LET’S OVERCOME RESISTANCE TOGETHER
BOOK IN FOR A CHAT WITH ME
1) Always shave 30-45 seconds off everything you microwave, let's be honest, it's always too hot.
2) Understand that people who eat 'left handed' actually do it right. You put a spoon in your right hand when you eat ice cream, why change the rules when a knife comes in to play.
3) You don't need to 'eat clean' to lose fat, it helps though.
4) Whenever there is traffic turning left off a roundabout, just go in the right lane, round the roundabout a full rotation and all that traffic will have to give way to you, saving you queue time.
5) The amount of meals you divide your food in to does not affect fat loss. 1 meal vs 6 meals does not affect fat loss, muscle protein synthesis sure, but not that much.
6) If you don't have a good squat, you can always lunge.
7) If you're ever wondering which side you put petrol in to your car, look at the petrol pump sign, universally there's a little arrow to remind you which side it is on.
8) Ketogenic diet offers no benefits to fat loss vs traditional deficit.
9) Whey protein used to be a waste product before bodybuilders wanted to get their hands on it, the price hikes are marketing ploys, it's filtered milk.
10) There are no requirements to 'cleanse' or 'detox' your body. More sleep and a better diet would do 10 fold.
11) Caffiene does not help with fat loss, it helps with making you more alert, which burns more calories, which can play into your energy deficit. It on its own won't burn anything if you eat too much shit.
12) Statistically the toilet cubicle closest to the bathroom door is the least used.
13) Fake it til' you make it.
14) Get up early, it doesn't get any easier, but life gets better as you get used to it.
15) Write down your goals.
16) Better to be an hour early than a minute late.
17) Fruit is not bad for you.
18) Don't be obsessed with body fat percentages.
19) There is no such thing as a 'bad food' just a bad diet.
20) "The only thing worse than a bad workout is no working out."
Incorrect, listen to your body, sometimes skipping a workout is the best workout.

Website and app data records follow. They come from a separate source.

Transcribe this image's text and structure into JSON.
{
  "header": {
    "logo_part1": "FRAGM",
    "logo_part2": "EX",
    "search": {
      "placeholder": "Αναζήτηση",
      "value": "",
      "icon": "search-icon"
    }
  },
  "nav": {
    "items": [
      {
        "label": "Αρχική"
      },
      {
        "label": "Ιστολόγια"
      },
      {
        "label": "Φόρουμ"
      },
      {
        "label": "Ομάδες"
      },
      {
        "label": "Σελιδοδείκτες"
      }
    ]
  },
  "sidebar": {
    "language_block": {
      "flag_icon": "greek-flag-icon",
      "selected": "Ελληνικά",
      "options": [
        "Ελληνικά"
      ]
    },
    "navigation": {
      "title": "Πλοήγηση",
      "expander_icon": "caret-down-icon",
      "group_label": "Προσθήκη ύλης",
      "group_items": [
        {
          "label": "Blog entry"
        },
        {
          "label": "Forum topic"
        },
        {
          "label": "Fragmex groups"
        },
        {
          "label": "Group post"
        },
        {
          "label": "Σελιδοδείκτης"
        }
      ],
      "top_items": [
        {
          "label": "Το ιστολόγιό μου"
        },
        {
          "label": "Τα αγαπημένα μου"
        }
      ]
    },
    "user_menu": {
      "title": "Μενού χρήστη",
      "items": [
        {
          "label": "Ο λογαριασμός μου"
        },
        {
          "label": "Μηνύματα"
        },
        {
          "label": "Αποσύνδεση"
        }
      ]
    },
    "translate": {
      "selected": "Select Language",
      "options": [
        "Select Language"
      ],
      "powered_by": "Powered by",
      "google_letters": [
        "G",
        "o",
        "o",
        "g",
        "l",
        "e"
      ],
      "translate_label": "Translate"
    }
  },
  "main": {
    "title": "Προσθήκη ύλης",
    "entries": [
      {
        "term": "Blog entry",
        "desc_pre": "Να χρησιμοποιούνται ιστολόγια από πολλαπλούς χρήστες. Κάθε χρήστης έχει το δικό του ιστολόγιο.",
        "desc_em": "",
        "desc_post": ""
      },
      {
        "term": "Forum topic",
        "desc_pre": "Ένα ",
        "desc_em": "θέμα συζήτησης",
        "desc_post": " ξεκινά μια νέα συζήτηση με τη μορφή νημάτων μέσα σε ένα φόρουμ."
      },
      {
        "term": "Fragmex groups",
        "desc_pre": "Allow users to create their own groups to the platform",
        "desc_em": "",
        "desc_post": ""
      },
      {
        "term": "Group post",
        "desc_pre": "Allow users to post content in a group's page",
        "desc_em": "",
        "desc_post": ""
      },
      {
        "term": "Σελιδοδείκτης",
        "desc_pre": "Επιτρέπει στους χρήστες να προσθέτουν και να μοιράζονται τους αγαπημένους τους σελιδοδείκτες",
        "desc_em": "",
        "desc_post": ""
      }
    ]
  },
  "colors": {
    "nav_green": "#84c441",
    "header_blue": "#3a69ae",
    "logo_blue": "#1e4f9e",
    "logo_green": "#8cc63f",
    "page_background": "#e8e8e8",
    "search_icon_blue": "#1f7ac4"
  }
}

21) If you want someone to like you, let them do the talking.
22) Not many people think things are possible until they happen.
23) The opposite of happiness is boredom.
Absorb those and you'll do well!
Is it better to go first thing in the morning?
Do you burn more fat if you train in the morning?
Does it even matter?
Well let's put it into perspective. If you are someone who struggles to get up in the morning and I set you a workout programme you had to do 4 mornings per week how consistent would you be?
My guess is not very.
Sometimes getting hung up on such small details isn't worth it. Unless you are a professional athlete I think you should set your training to work around you.
If it suits your schedule to train in the evenings then train in the evenings. If it's in the morning before work then do that.
Finding what works for you as an individual is key. It will increase the chances of you being consistent Which in the long run is going to be more important than worrying about the smaller details.
To my knowledge there isn't any evidence strongly supporting greater fat loss or improved body composition by training in the morning.
Don't be that person who doesn't end up
going to the gym at all because you got hung up on smaller details that are not more important than consistently turning up.